0 points, SCA Band 2, 0.000 EFTSL
Postgraduate - Unit
Refer to the specific census and withdrawal dates for the semester(s) in which this unit is offered.
Prof Sunita Chauhan (Clayton)
- First semester 2017 (Day)
This unit is available only to Engineering PhD students.
Advanced instrumentation and sensing necessitates a multi-disciplinary approach in order to monitor engineering systems as diverse as renewable energy, aerospace, buildings, transportation, telecommunications and biomedical devices.
The monitoring and assessment techniques are founded on the fundamentals of mechanical engineering, electrical and electronic engineering and information technology.
The unit covers exploration of strategies for efficient instrumentation of engineering assets. Students will use a range of sensing technologies to gather real-time information and use industry standard approaches to data analyses, characterisation, fault assessment and reporting methodologies at various stages of product design and product development.
Data visualisation will also be discussed. The unit will explore frequency of monitoring in relation to the volume of data collected and strategies for data reduction.

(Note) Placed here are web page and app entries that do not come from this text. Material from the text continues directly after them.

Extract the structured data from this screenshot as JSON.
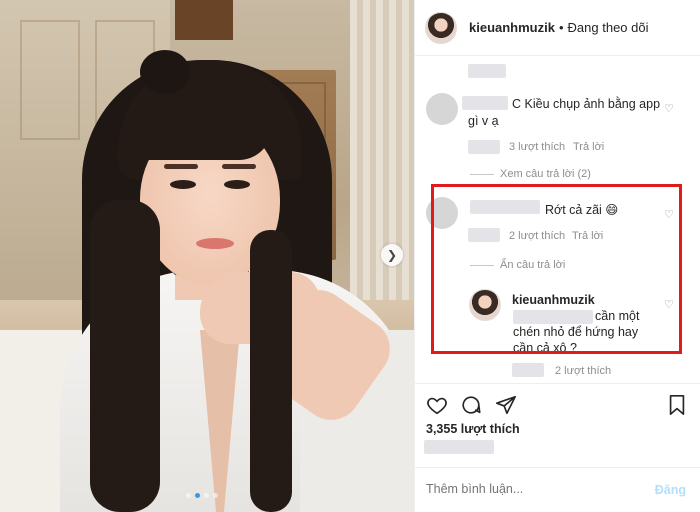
{
  "header": {
    "username": "kieuanhmuzik",
    "separator": "•",
    "follow_status": "Đang theo dõi"
  },
  "comments": [
    {
      "text_suffix": "C Kiều chụp ảnh bằng app",
      "text_line2": "gì v ạ",
      "likes": "3 lượt thích",
      "reply": "Trả lời",
      "view_replies": "Xem câu trả lời (2)"
    },
    {
      "text": "Rớt cả zãi 😄",
      "likes": "2 lượt thích",
      "reply": "Trả lời",
      "hide_replies": "Ẩn câu trả lời",
      "reply_item": {
        "username": "kieuanhmuzik",
        "text_line1": "cần một",
        "text_line2": "chén nhỏ để hứng hay",
        "text_line3": "cần cả xô ?",
        "likes": "2 lượt thích"
      }
    }
  ],
  "post": {
    "like_count": "3,355 lượt thích",
    "comment_placeholder": "Thêm bình luận...",
    "post_button": "Đăng"
  },
  "icons": {
    "next": "chevron-right-icon",
    "like": "heart-icon",
    "comment": "comment-icon",
    "share": "paper-plane-icon",
    "save": "bookmark-icon"
  },
  "colors": {
    "highlight": "#e01b1b",
    "post_button_disabled": "#b2dffc",
    "carousel_active_dot": "#3897f0"
  }
}
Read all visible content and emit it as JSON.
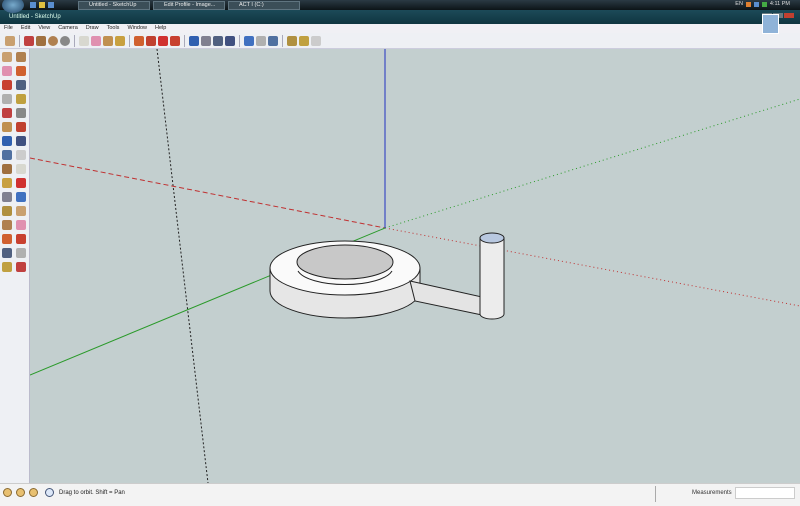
{
  "taskbar": {
    "tasks": [
      "Untitled - SketchUp",
      "Edit Profile - Image...",
      "ACT I (C:)"
    ],
    "lang": "EN",
    "clock": "4:11 PM"
  },
  "window": {
    "title": "Untitled - SketchUp"
  },
  "menu": [
    "File",
    "Edit",
    "View",
    "Camera",
    "Draw",
    "Tools",
    "Window",
    "Help"
  ],
  "toolbar_icons": [
    "select",
    "line",
    "rectangle",
    "circle",
    "arc",
    "make-component",
    "eraser",
    "tape-measure",
    "paint-bucket",
    "push-pull",
    "move",
    "rotate",
    "follow-me",
    "orbit",
    "pan",
    "zoom",
    "zoom-extents",
    "get-models",
    "share-model",
    "component-3d",
    "get-photo-texture",
    "share-component",
    "extension"
  ],
  "left_icons": [
    "select",
    "make-component",
    "paint-bucket",
    "eraser",
    "rectangle",
    "line",
    "circle",
    "arc",
    "polygon",
    "freehand",
    "move",
    "push-pull",
    "rotate",
    "follow-me",
    "scale",
    "offset",
    "tape-measure",
    "dimension",
    "protractor",
    "text",
    "axes",
    "3d-text",
    "orbit",
    "pan",
    "zoom",
    "zoom-window",
    "previous",
    "zoom-extents",
    "position-camera",
    "look-around",
    "walk",
    "section-plane"
  ],
  "colors": {
    "viewport": "#c3cfcf",
    "red_axis": "#c03030",
    "green_axis": "#2a9a2a",
    "blue_axis": "#2030c0"
  },
  "status": {
    "hint": "Drag to orbit.  Shift = Pan",
    "measurements_label": "Measurements",
    "measurements_value": ""
  }
}
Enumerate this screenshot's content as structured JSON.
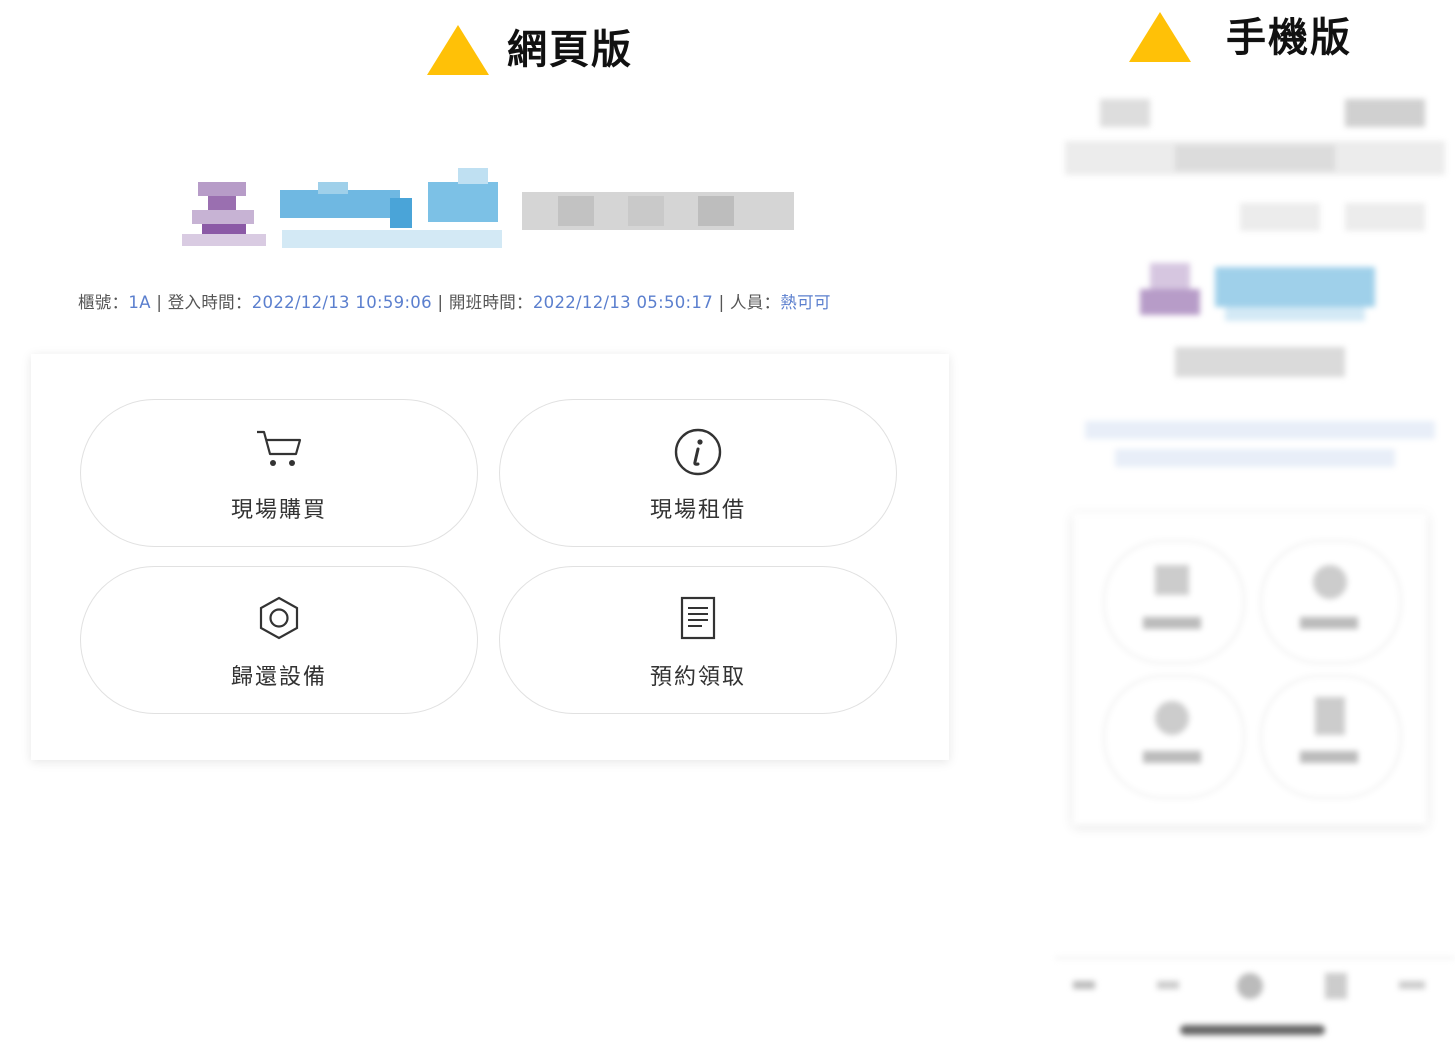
{
  "labels": {
    "web": "網頁版",
    "mobile": "手機版"
  },
  "status": {
    "counter_label": "櫃號：",
    "counter_value": "1A",
    "login_label": "登入時間：",
    "login_value": "2022/12/13 10:59:06",
    "shift_label": "開班時間：",
    "shift_value": "2022/12/13 05:50:17",
    "staff_label": "人員：",
    "staff_value": "熱可可",
    "separator": "|"
  },
  "menu": [
    {
      "label": "現場購買",
      "icon": "cart-icon"
    },
    {
      "label": "現場租借",
      "icon": "info-icon"
    },
    {
      "label": "歸還設備",
      "icon": "hexagon-nut-icon"
    },
    {
      "label": "預約領取",
      "icon": "document-icon"
    }
  ],
  "colors": {
    "accent_triangle": "#FFC107",
    "link_blue": "#5b7fce",
    "logo_purple": "#9a6fb0",
    "logo_blue": "#5aaedc"
  }
}
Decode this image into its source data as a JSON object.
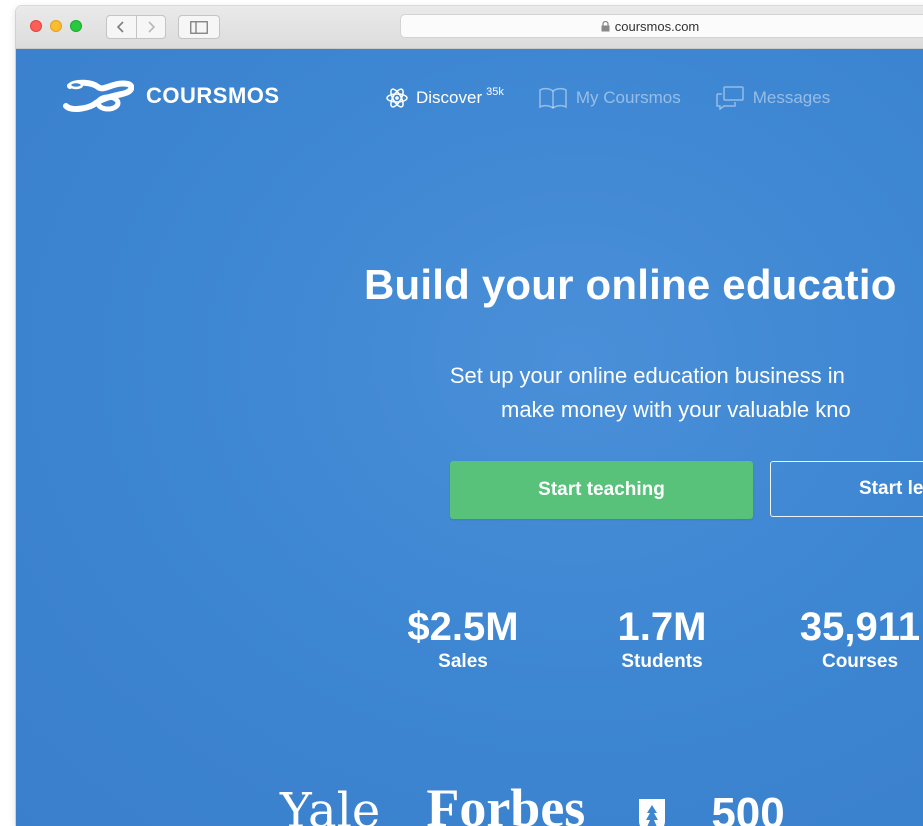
{
  "browser": {
    "url": "coursmos.com",
    "colors": {
      "close": "#fc5f57",
      "minimize": "#fdbc2e",
      "zoom": "#28c840"
    },
    "icons": [
      "back-icon",
      "forward-icon",
      "sidebar-icon",
      "lock-icon"
    ]
  },
  "site": {
    "brand": "COURSMOS",
    "accent": "#3d86d2",
    "nav": [
      {
        "label": "Discover",
        "badge": "35k",
        "icon": "atom-icon"
      },
      {
        "label": "My Coursmos",
        "icon": "book-icon"
      },
      {
        "label": "Messages",
        "icon": "chat-bubbles-icon"
      }
    ]
  },
  "hero": {
    "headline": "Build your online educatio",
    "subtitle_line1": "Set up your online education business in",
    "subtitle_line2": "make money with your valuable kno",
    "cta_primary": "Start teaching",
    "cta_primary_color": "#58c17a",
    "cta_secondary": "Start le"
  },
  "stats": [
    {
      "value": "$2.5M",
      "label": "Sales"
    },
    {
      "value": "1.7M",
      "label": "Students"
    },
    {
      "value": "35,911",
      "label": "Courses"
    }
  ],
  "press": {
    "yale": "Yale",
    "forbes": "Forbes",
    "five_hundred": "500"
  }
}
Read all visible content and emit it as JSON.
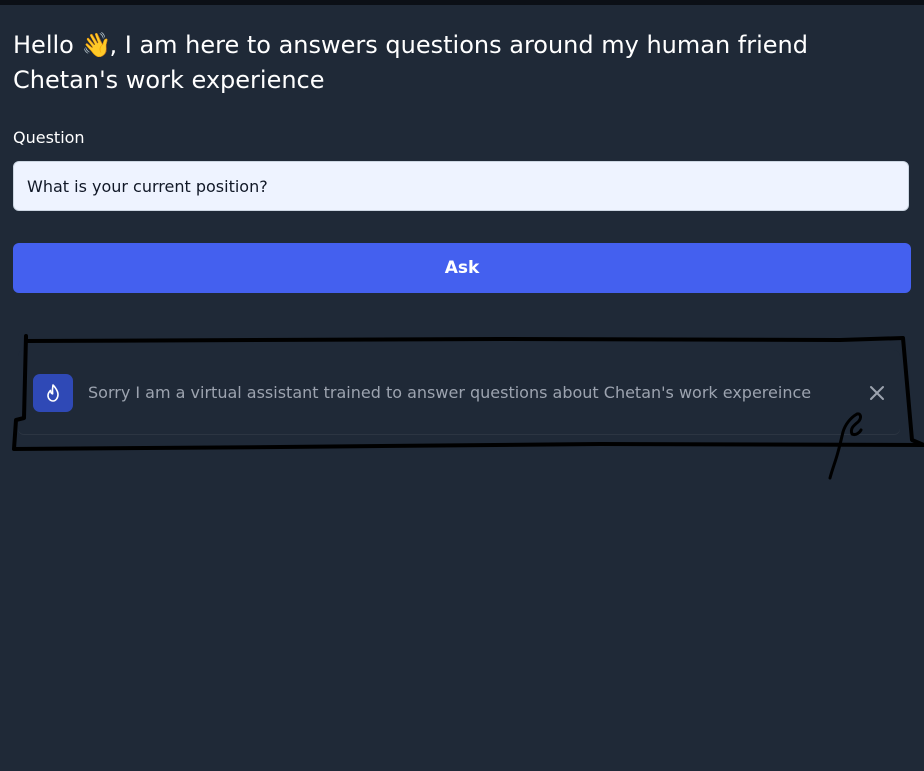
{
  "heading": {
    "hello": "Hello",
    "wave_emoji": "👋",
    "rest": ", I am here to answers questions around my human friend Chetan's work experience"
  },
  "form": {
    "question_label": "Question",
    "question_value": "What is your current position?",
    "ask_label": "Ask"
  },
  "toast": {
    "message": "Sorry I am a virtual assistant trained to answer questions about Chetan's work expereince",
    "icon": "fire-icon",
    "close_icon": "close-icon"
  },
  "colors": {
    "background": "#1f2937",
    "accent": "#4460ef",
    "toast_icon_bg": "#2f49b6"
  }
}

At the successful completion of this unit you will be able to:
- Identify and recognise the role of instrumentation and monitoring in the product design cycle.
- Analyse examples and case studies including those from high-reliability industries.
- Synthesise data from a range of instruments and sensors to report on performance against standards.
- Appraise errors in the context of system monitoring.
- Generate simulations of representative systems and analyse system performance.
- Apply problem-solving techniques and analyse faults in terms of root cause analysis.
- Conduct regular self-assessment and peer-assessment of individual and team performance as a primary means of tracking continuing professional development.
Continuous assessment: 50%
Examination (3 hours): 50%
Students are required to achieve at least 45% in the total continuous assessment component and at least 45% in the final examination component and an overall mark of 50% to achieve a pass grade in the unit.
5 hours contact (typically 2-3 hours of lecture and 2-3 hours tutorial/practice/lab) and 7 hours of private study per week.
See also Unit timetable information